◆ **YOUR OBJECTIVE**:
Each entry below is to be written out exactly, and the pictures are to be left out.
━━━━━ DATA FOR THE TASK ━━━━━
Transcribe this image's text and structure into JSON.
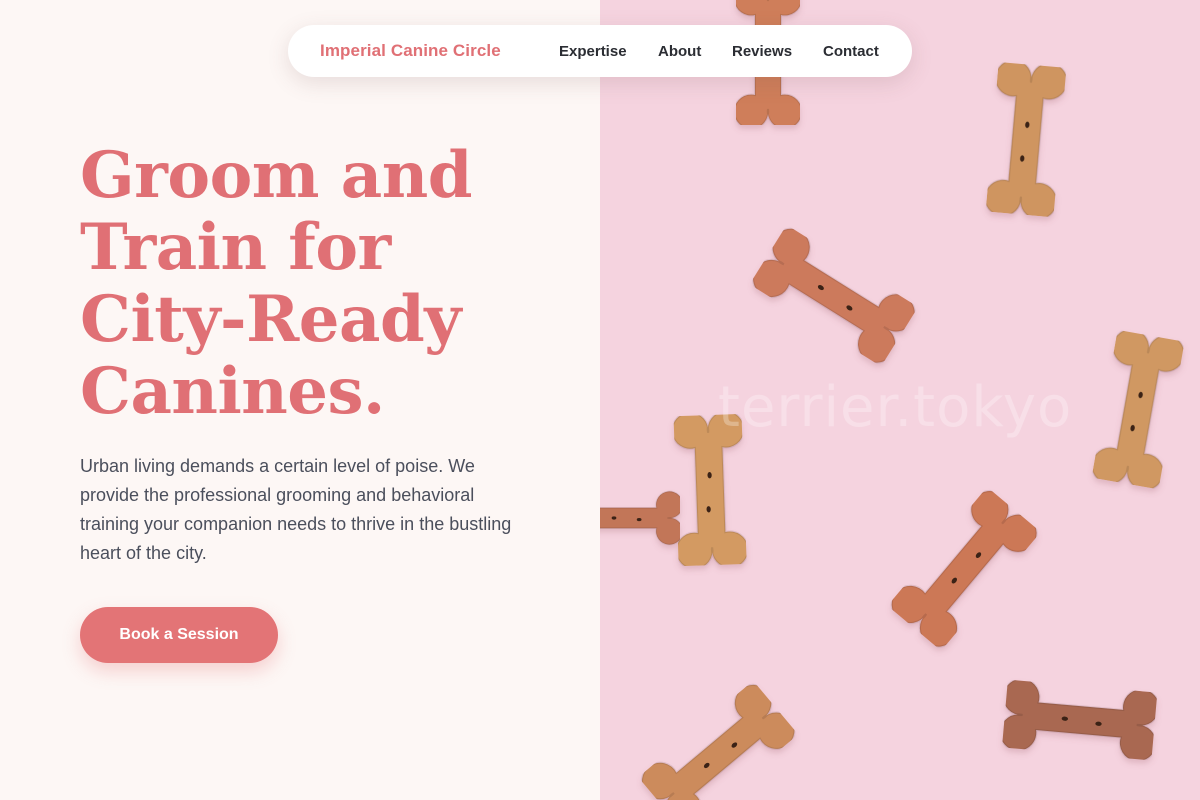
{
  "nav": {
    "brand": "Imperial Canine Circle",
    "links": [
      "Expertise",
      "About",
      "Reviews",
      "Contact"
    ]
  },
  "hero": {
    "title": "Groom and Train for City-Ready Canines.",
    "description": "Urban living demands a certain level of poise. We provide the professional grooming and behavioral training your companion needs to thrive in the bustling heart of the city.",
    "cta_label": "Book a Session"
  },
  "image": {
    "watermark": "terrier.tokyo",
    "background_color": "#f5d3df"
  },
  "colors": {
    "accent": "#e07075",
    "button": "#e37476",
    "page_background": "#fdf7f5",
    "text": "#4b4f5c"
  }
}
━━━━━
◆ **FINISHED EXERCISE**:
Transcribe this image's text and structure into JSON.
{
  "nav": {
    "brand": "Imperial Canine Circle",
    "links": [
      "Expertise",
      "About",
      "Reviews",
      "Contact"
    ]
  },
  "hero": {
    "title": "Groom and Train for City-Ready Canines.",
    "description": "Urban living demands a certain level of poise. We provide the professional grooming and behavioral training your companion needs to thrive in the bustling heart of the city.",
    "cta_label": "Book a Session"
  },
  "image": {
    "watermark": "terrier.tokyo",
    "background_color": "#f5d3df"
  },
  "colors": {
    "accent": "#e07075",
    "button": "#e37476",
    "page_background": "#fdf7f5",
    "text": "#4b4f5c"
  }
}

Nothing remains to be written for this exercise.